When Peter asks Jesus, how many times must he forgive he believes he is being quite generous in suggesting seven times. In the bible, the number seven represents completeness or perfection. Peter is asking must I forgive those who hurt me perfectly. He probably was expecting a pat on the back for being so magnanimous. Yet as Jesus often does, he pushes Peter further. You are not just to offer forgiveness perfectly, but it is perfection times perfection. The forgiveness we are to offer is complete, full or total. There is not to be an ounce of anger, hurt or resentment left over. It is a forgiveness that has the potential to transform.
It is likely that we will be each character in the story sometime in our lives. There will be times where we can be the king and set a person free by forgiving them. Other times we will be the servant who is set free. It is possible that we will be the servant who refuses to forgive. And there may be times we will be the servant who is throttled because of our indiscretion.
Sadly, the parable ends with both servants in prison because of an inability to offer compassion and mercy. Even though we have been hurt the power we have to forgive and set someone free is based on the fact that we have been forgiven. Forgiveness is meant to be contagious. Today you are called to spread mercy and forgiveness! I will start with my students.
- When have you received an undeserved gift of forgiveness?
- What offenses are most difficult for you to forgive?
These Lenten reflections are written by friends of 12plus1, Inc. Discovery House a service-based gap year experience for participants ages 18-20 will begin August 2018. Please share this information with an individuals who may want to participate or support this new ministry.
FAST from a desire for revenge.
PRAY for patience with those who annoy you.
GIVE yourself forgiveness.
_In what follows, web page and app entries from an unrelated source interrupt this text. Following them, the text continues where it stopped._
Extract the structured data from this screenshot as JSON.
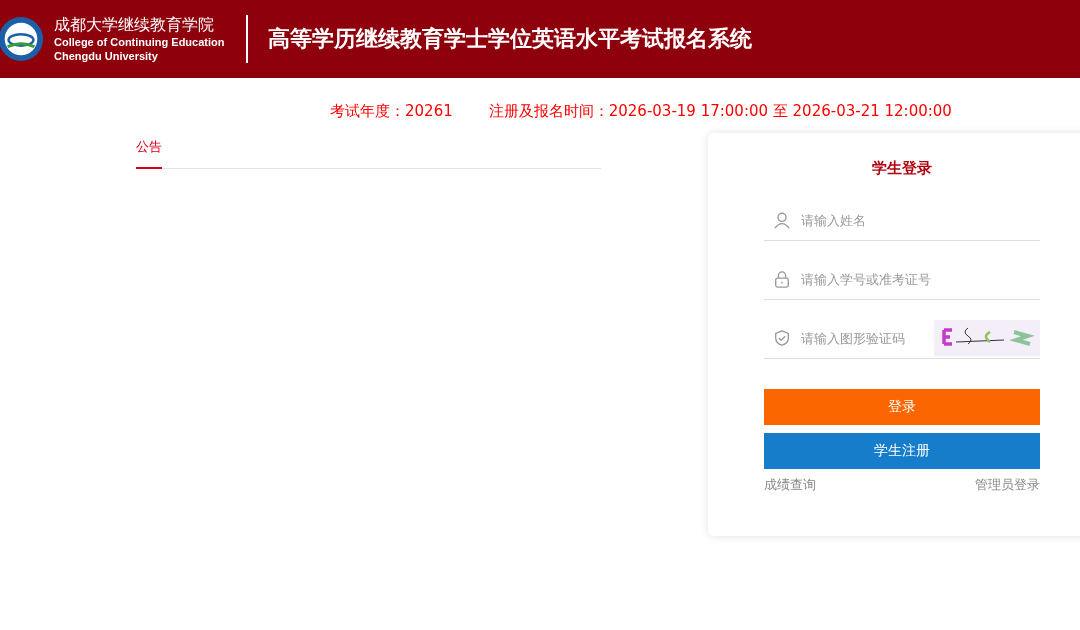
{
  "header": {
    "school_name": "成都大学继续教育学院",
    "school_name_en_1": "College of Continuing Education",
    "school_name_en_2": "Chengdu University",
    "system_title": "高等学历继续教育学士学位英语水平考试报名系统"
  },
  "exam_info": {
    "year": "考试年度：20261",
    "period": "注册及报名时间：2026-03-19 17:00:00 至 2026-03-21 12:00:00"
  },
  "tabs": [
    {
      "label": "公告",
      "selected": true
    }
  ],
  "login": {
    "title": "学生登录",
    "fields": [
      {
        "kind": "user",
        "placeholder": "请输入姓名"
      },
      {
        "kind": "lock",
        "placeholder": "请输入学号或准考证号"
      },
      {
        "kind": "captcha",
        "placeholder": "请输入图形验证码"
      }
    ],
    "login_button": "登录",
    "register_button": "学生注册",
    "score_link": "成绩查询",
    "admin_link": "管理员登录"
  }
}
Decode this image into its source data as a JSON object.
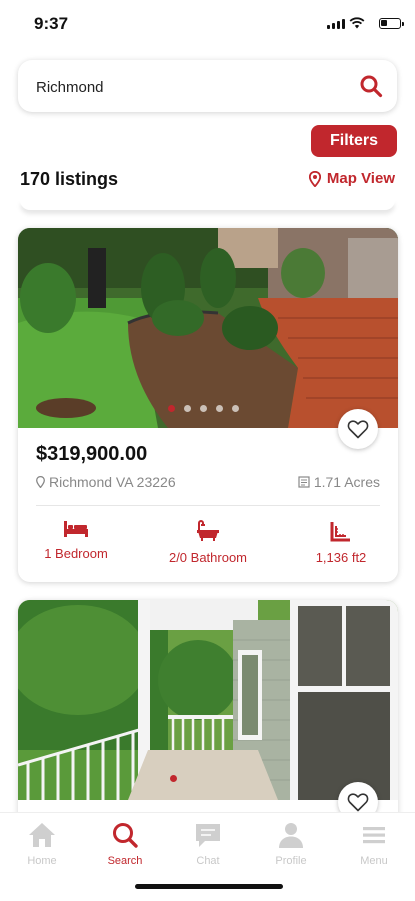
{
  "status_bar": {
    "time": "9:37"
  },
  "search": {
    "value": "Richmond"
  },
  "toolbar": {
    "filters_label": "Filters",
    "listing_count": "170 listings",
    "map_view_label": "Map View"
  },
  "listings": [
    {
      "price": "$319,900.00",
      "location": "Richmond VA 23226",
      "lot_size": "1.71 Acres",
      "bedrooms": "1 Bedroom",
      "bathrooms": "2/0 Bathroom",
      "area": "1,136 ft2",
      "photo_count": 5,
      "active_photo": 1
    },
    {
      "photo_count": 1,
      "active_photo": 1
    }
  ],
  "tab_bar": {
    "items": [
      {
        "label": "Home",
        "icon": "home-icon"
      },
      {
        "label": "Search",
        "icon": "search-icon",
        "active": true
      },
      {
        "label": "Chat",
        "icon": "chat-icon"
      },
      {
        "label": "Profile",
        "icon": "profile-icon"
      },
      {
        "label": "Menu",
        "icon": "menu-icon"
      }
    ]
  },
  "colors": {
    "accent": "#c1272d",
    "inactive_tab": "#c8c8c8",
    "muted_text": "#888888"
  }
}
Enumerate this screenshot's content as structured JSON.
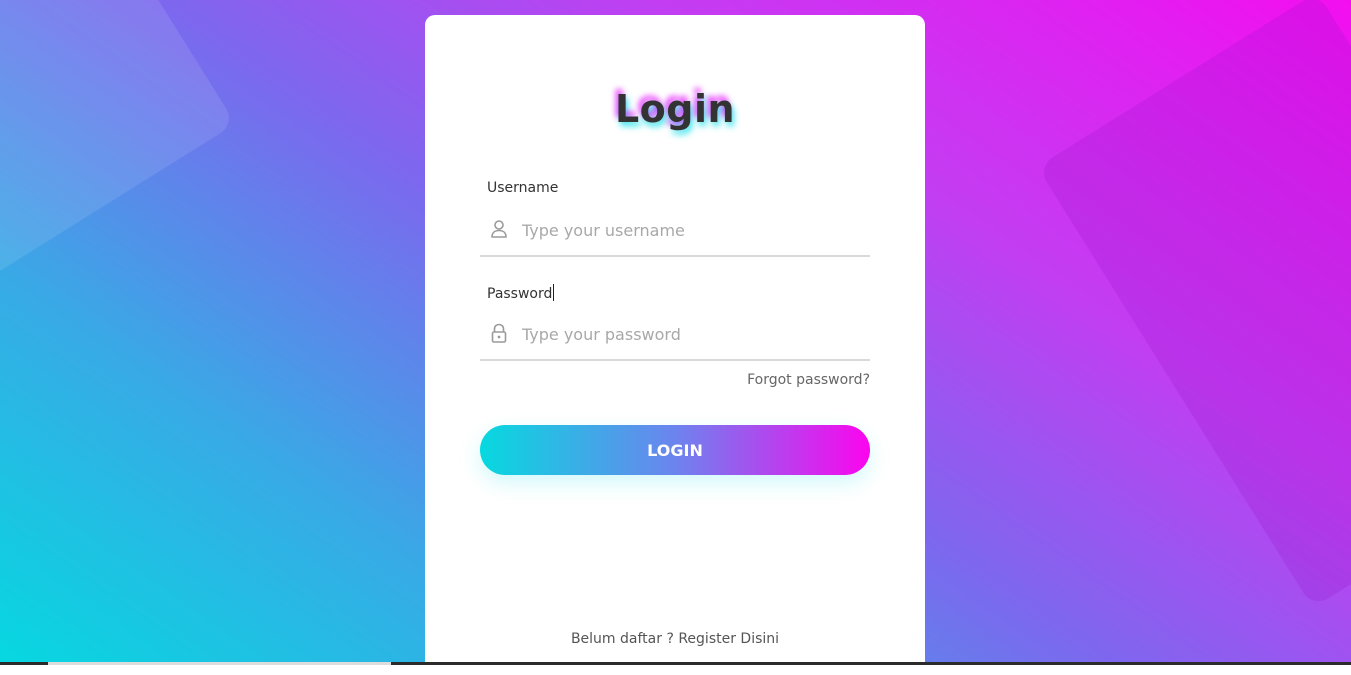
{
  "form": {
    "title": "Login",
    "username": {
      "label": "Username",
      "placeholder": "Type your username",
      "icon": "user-icon"
    },
    "password": {
      "label": "Password",
      "placeholder": "Type your password",
      "icon": "lock-icon"
    },
    "forgot_label": "Forgot password?",
    "login_label": "LOGIN",
    "register_label": "Belum daftar ? Register Disini"
  },
  "colors": {
    "gradient_start": "#06d9df",
    "gradient_mid": "#6c84ee",
    "gradient_end": "#fb05ee",
    "card": "#ffffff",
    "text": "#333333"
  }
}
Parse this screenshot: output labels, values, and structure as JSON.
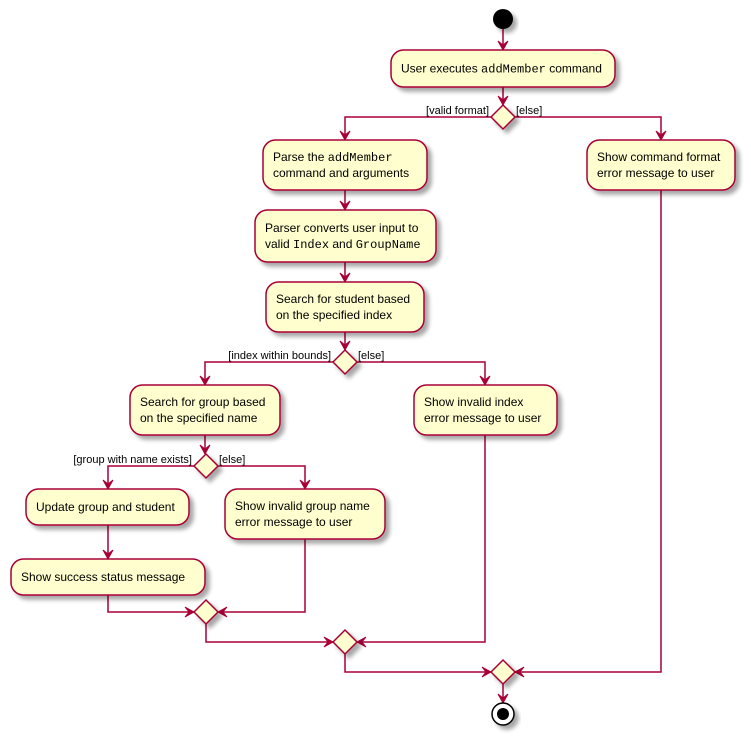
{
  "diagram": {
    "type": "activity",
    "colors": {
      "border": "#A80036",
      "fill": "#FEFECE",
      "node": "#000000"
    },
    "nodes": {
      "start": {
        "kind": "start"
      },
      "user_exec": {
        "kind": "action",
        "lines": [
          [
            {
              "t": "User executes "
            },
            {
              "t": "addMember",
              "mono": true
            },
            {
              "t": " command"
            }
          ]
        ]
      },
      "dec_format": {
        "kind": "decision",
        "yes": "[valid format]",
        "no": "[else]"
      },
      "parse": {
        "kind": "action",
        "lines": [
          [
            {
              "t": "Parse the "
            },
            {
              "t": "addMember",
              "mono": true
            }
          ],
          [
            {
              "t": "command and arguments"
            }
          ]
        ]
      },
      "convert": {
        "kind": "action",
        "lines": [
          [
            {
              "t": "Parser converts user input to"
            }
          ],
          [
            {
              "t": "valid "
            },
            {
              "t": "Index",
              "mono": true
            },
            {
              "t": " and "
            },
            {
              "t": "GroupName",
              "mono": true
            }
          ]
        ]
      },
      "search_student": {
        "kind": "action",
        "lines": [
          [
            {
              "t": "Search for student based"
            }
          ],
          [
            {
              "t": "on the specified index"
            }
          ]
        ]
      },
      "dec_index": {
        "kind": "decision",
        "yes": "[index within bounds]",
        "no": "[else]"
      },
      "search_group": {
        "kind": "action",
        "lines": [
          [
            {
              "t": "Search for group based"
            }
          ],
          [
            {
              "t": "on the specified name"
            }
          ]
        ]
      },
      "dec_group": {
        "kind": "decision",
        "yes": "[group with name exists]",
        "no": "[else]"
      },
      "update": {
        "kind": "action",
        "lines": [
          [
            {
              "t": "Update group and student"
            }
          ]
        ]
      },
      "success": {
        "kind": "action",
        "lines": [
          [
            {
              "t": "Show success status message"
            }
          ]
        ]
      },
      "invalid_group": {
        "kind": "action",
        "lines": [
          [
            {
              "t": "Show invalid group name"
            }
          ],
          [
            {
              "t": " error message to user"
            }
          ]
        ]
      },
      "invalid_index": {
        "kind": "action",
        "lines": [
          [
            {
              "t": "Show invalid index"
            }
          ],
          [
            {
              "t": "error message to user"
            }
          ]
        ]
      },
      "format_error": {
        "kind": "action",
        "lines": [
          [
            {
              "t": "Show command format"
            }
          ],
          [
            {
              "t": " error message to user"
            }
          ]
        ]
      },
      "merge_group": {
        "kind": "merge"
      },
      "merge_index": {
        "kind": "merge"
      },
      "merge_format": {
        "kind": "merge"
      },
      "end": {
        "kind": "end"
      }
    }
  }
}
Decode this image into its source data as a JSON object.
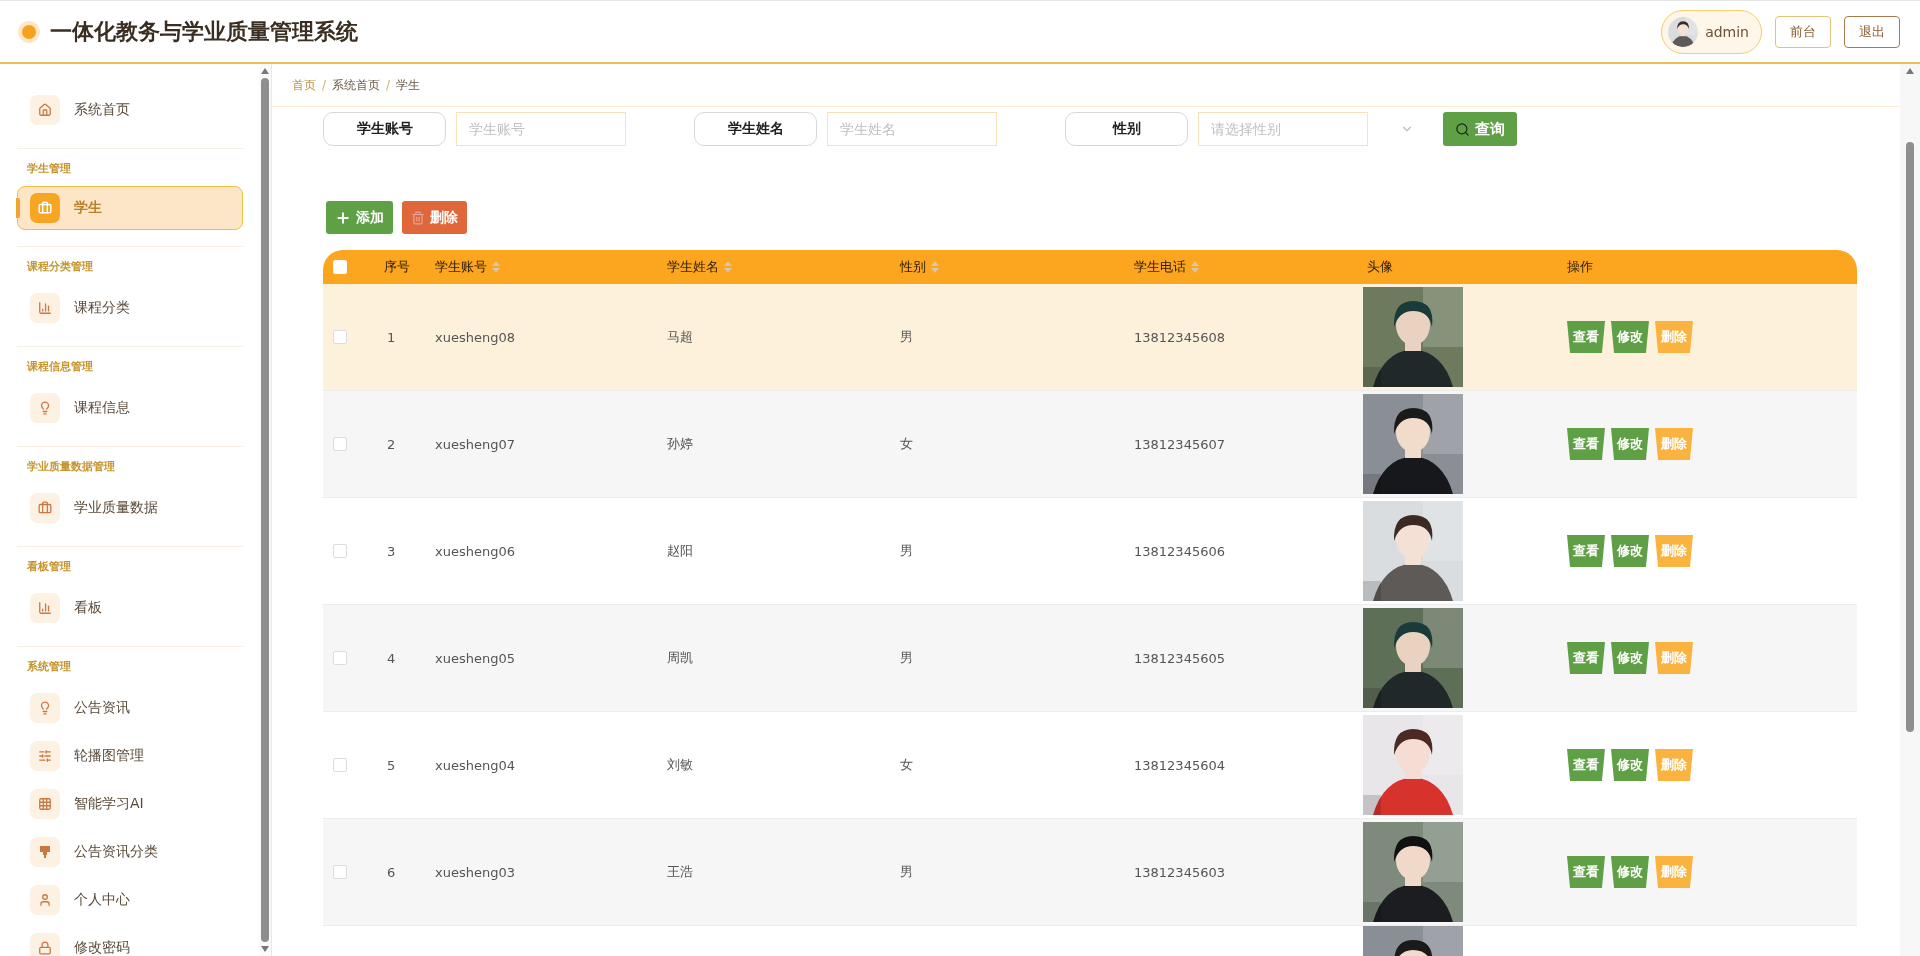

Joe Nettesheim is the founder and director of 12plus1. He has been involved in Church ministry since 1991. Besides 12plus1 he also teaches part time for Dominican High School and Cardinal Stritch University. He is married to Maribeth. Their blended family consists of 5 children, 2 sons-in-law, 6 grandchildren and TS Eliot, the golden doodle puppy.